### TASK INSTRUCTIONS
Among the lines below, copy each one in which "this" appears.

+++ SUPPLIED DATA +++

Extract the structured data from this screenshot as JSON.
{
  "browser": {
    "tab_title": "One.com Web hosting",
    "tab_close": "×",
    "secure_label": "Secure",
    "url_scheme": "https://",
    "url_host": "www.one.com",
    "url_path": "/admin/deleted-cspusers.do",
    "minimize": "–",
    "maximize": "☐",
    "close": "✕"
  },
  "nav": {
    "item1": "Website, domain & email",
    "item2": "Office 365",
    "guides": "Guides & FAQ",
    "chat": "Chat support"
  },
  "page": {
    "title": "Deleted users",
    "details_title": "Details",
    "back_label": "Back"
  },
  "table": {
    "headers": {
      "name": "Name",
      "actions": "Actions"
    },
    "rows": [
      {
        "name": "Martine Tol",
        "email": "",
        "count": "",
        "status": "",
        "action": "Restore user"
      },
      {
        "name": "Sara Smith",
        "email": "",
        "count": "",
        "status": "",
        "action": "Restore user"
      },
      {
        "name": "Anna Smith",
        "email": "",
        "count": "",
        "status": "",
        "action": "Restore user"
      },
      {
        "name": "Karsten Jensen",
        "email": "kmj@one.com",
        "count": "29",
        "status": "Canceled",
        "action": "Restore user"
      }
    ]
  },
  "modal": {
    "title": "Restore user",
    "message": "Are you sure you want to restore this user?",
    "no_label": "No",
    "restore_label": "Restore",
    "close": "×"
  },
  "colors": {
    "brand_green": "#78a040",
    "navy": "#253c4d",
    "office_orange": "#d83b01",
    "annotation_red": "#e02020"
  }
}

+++

### EXERCISE ANSWER
Extract the structured data from this screenshot as JSON.
    "message": "Are you sure you want to restore this user?",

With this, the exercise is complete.